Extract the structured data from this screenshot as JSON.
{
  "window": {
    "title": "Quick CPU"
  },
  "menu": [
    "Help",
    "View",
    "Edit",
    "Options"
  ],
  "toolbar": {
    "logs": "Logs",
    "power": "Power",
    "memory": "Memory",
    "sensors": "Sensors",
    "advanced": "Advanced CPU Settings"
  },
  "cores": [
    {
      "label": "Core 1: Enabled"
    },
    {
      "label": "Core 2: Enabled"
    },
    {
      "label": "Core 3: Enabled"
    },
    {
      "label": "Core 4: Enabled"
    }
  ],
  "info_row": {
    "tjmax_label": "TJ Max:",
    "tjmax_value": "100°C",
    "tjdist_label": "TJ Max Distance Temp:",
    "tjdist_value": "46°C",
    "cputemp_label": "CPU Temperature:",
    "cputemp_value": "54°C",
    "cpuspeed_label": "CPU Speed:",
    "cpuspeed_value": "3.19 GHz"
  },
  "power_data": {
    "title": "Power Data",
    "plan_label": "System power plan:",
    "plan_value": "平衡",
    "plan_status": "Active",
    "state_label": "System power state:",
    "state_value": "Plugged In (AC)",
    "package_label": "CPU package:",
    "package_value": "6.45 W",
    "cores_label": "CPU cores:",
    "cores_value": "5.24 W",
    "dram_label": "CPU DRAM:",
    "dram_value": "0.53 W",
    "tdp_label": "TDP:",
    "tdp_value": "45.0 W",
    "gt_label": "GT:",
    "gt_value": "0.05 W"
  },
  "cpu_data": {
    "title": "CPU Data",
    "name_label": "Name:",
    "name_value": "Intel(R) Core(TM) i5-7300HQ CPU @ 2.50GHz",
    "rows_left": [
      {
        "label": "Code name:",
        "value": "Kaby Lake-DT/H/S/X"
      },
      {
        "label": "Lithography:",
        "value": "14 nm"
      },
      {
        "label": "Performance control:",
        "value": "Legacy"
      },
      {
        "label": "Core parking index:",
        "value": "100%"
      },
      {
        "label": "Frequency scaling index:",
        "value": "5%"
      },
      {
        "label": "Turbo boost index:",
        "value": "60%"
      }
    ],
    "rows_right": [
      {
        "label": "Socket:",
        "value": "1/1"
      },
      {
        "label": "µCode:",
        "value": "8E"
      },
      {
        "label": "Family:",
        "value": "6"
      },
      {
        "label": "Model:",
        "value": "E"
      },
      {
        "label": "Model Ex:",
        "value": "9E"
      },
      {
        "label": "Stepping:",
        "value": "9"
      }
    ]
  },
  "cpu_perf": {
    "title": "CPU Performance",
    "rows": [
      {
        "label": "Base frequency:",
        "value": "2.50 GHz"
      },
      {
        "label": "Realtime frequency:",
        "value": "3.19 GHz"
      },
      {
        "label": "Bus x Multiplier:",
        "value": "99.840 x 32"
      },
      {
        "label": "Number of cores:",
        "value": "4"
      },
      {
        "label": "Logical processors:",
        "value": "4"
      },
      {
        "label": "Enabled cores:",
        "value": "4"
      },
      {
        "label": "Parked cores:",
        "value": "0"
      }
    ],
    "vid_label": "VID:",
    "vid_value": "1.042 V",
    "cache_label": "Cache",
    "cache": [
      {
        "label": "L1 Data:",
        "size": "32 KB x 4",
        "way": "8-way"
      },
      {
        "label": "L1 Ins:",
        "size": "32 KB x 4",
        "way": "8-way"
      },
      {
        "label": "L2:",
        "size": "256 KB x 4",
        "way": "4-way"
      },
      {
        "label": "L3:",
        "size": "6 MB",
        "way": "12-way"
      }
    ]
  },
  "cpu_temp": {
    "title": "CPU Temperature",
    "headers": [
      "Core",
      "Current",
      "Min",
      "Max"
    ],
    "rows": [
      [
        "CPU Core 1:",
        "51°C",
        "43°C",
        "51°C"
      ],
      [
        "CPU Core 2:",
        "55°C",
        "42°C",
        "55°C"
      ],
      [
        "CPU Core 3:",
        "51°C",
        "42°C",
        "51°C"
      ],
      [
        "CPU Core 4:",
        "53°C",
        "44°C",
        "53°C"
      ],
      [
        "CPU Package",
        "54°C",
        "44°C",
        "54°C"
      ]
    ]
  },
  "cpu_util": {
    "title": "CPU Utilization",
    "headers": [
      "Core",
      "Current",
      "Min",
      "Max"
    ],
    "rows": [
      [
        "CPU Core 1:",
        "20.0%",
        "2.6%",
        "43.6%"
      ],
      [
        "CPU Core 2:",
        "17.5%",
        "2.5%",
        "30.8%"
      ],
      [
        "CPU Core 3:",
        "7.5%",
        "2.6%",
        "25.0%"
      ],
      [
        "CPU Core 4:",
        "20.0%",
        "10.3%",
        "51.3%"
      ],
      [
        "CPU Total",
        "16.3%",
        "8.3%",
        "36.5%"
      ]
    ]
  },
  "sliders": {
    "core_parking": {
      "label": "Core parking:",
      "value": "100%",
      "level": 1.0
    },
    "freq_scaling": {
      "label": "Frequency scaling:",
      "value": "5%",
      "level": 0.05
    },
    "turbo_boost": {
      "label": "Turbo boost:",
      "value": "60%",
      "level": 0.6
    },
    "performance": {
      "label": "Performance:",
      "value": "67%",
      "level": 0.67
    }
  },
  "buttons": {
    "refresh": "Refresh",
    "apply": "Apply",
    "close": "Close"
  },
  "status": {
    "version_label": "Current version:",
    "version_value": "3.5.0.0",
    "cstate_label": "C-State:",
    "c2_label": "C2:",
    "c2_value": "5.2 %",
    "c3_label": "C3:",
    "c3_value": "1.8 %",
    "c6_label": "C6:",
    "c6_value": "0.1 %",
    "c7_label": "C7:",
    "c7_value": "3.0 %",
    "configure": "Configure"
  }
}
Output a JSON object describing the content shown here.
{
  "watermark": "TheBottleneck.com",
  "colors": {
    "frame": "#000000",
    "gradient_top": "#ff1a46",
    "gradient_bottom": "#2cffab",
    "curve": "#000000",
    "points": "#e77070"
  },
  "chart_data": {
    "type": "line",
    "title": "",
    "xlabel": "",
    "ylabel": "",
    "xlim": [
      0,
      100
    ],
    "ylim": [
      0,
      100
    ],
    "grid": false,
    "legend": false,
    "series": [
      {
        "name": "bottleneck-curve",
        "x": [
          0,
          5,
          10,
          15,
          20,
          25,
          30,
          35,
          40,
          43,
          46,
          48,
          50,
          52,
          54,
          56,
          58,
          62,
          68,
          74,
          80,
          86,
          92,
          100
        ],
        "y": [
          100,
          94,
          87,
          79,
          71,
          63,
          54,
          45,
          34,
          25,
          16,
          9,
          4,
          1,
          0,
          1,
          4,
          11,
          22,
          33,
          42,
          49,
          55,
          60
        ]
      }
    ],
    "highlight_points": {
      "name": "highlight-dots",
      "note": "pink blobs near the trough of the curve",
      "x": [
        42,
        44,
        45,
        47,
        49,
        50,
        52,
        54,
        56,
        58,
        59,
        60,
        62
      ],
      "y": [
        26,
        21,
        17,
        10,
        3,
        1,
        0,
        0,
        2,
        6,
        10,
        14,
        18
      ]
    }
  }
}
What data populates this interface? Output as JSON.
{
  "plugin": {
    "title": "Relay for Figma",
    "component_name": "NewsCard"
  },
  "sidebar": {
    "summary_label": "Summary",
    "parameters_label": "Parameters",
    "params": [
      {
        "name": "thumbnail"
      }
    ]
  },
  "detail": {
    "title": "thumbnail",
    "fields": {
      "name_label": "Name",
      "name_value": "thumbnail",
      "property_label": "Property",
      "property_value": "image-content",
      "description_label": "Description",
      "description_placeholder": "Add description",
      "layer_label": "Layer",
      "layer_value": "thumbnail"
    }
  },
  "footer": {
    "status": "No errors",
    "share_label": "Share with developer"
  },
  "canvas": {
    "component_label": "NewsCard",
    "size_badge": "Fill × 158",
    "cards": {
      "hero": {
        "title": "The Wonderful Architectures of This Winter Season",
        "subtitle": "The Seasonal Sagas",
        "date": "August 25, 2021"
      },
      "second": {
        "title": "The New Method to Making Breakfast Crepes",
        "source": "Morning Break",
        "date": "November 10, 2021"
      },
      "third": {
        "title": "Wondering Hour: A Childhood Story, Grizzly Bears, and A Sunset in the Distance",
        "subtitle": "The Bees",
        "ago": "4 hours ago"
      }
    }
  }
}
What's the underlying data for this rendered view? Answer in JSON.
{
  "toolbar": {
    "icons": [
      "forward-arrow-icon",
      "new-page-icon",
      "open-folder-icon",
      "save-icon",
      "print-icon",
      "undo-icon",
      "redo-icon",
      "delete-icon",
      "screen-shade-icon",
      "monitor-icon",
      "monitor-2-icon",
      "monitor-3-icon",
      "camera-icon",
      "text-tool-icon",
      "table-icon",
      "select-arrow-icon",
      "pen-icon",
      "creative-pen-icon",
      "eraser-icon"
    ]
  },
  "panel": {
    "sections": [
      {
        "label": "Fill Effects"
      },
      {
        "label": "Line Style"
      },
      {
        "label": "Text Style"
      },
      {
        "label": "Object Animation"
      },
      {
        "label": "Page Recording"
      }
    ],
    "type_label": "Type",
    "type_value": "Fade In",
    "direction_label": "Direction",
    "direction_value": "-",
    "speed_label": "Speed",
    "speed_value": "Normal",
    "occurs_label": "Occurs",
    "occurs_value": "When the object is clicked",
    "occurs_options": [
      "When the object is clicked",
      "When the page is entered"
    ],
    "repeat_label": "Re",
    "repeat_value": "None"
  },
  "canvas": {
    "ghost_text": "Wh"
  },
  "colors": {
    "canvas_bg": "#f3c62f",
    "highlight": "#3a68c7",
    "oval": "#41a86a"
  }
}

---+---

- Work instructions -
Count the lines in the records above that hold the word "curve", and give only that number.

- Exercise solution -
3